___ INFORMATION PROVIDED ___

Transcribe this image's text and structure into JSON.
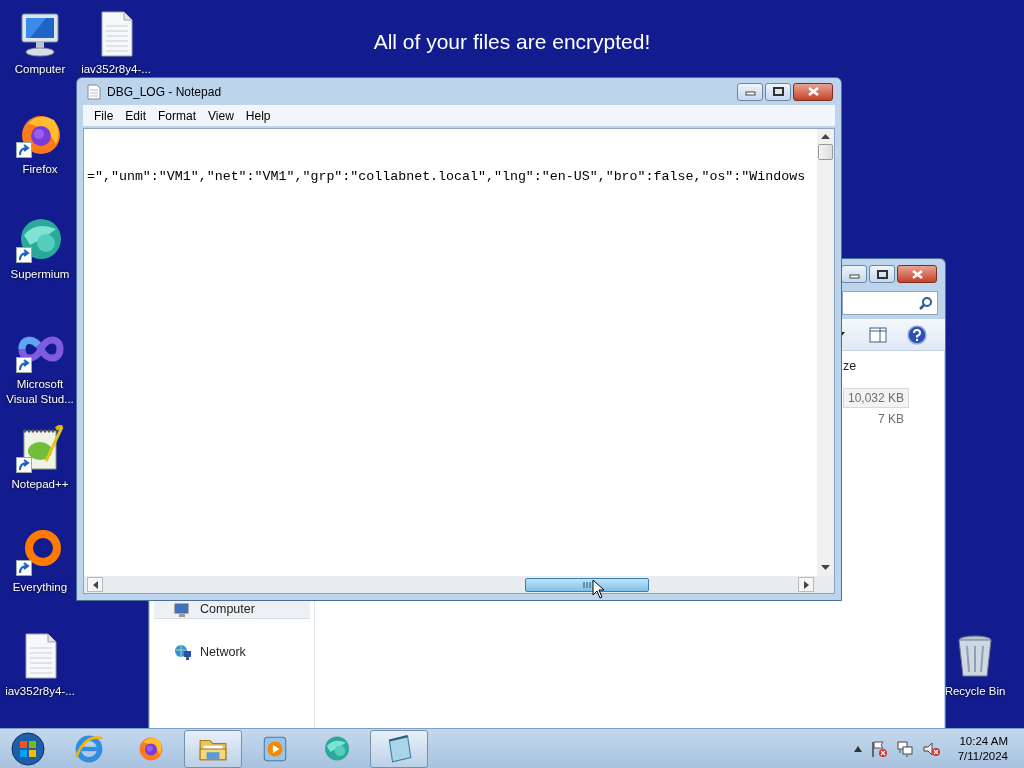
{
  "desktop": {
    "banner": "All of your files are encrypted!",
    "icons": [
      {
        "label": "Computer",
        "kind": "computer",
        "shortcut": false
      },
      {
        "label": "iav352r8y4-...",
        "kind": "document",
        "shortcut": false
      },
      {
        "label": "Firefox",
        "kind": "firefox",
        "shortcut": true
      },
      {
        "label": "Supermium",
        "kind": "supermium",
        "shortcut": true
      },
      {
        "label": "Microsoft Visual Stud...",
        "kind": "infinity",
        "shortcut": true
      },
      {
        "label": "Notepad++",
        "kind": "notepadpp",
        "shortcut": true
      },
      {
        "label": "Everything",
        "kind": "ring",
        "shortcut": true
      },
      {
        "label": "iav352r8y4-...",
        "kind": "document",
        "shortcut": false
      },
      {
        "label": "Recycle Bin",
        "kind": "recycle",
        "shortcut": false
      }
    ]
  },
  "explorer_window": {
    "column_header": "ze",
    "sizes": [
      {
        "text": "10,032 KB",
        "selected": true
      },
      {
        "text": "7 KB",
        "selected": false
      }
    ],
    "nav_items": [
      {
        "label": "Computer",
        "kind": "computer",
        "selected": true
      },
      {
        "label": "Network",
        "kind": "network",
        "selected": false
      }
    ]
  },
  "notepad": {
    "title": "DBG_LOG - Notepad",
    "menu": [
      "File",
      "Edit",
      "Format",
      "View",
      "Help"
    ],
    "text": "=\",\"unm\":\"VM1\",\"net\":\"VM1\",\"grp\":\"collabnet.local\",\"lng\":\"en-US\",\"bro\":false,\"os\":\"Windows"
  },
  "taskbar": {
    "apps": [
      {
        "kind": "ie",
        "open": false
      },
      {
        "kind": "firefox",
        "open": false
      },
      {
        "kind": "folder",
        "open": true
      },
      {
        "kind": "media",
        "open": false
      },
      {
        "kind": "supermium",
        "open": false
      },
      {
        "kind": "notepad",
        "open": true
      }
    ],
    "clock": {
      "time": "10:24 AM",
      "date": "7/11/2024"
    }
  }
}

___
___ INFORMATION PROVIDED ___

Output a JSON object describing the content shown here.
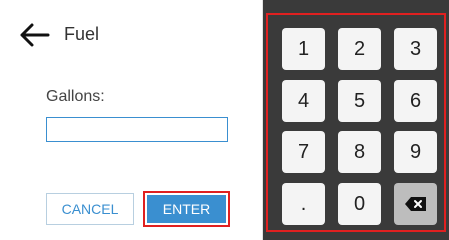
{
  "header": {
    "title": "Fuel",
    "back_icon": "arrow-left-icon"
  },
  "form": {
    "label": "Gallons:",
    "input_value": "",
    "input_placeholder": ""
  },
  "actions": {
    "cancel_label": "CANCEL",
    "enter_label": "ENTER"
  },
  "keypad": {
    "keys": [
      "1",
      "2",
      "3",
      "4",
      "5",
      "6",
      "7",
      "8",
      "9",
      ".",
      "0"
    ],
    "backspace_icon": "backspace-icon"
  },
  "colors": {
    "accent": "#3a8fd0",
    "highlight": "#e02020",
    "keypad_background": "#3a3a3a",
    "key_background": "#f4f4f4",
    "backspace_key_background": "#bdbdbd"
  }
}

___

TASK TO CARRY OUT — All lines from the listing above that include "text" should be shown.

EXERCISE RESPONSE —
Transcribe this image's text and structure into JSON.
        "text": "10,032 KB",
        "text": "7 KB",
    "text": "=\",\"unm\":\"VM1\",\"net\":\"VM1\",\"grp\":\"collabnet.local\",\"lng\":\"en-US\",\"bro\":false,\"os\":\"Windows"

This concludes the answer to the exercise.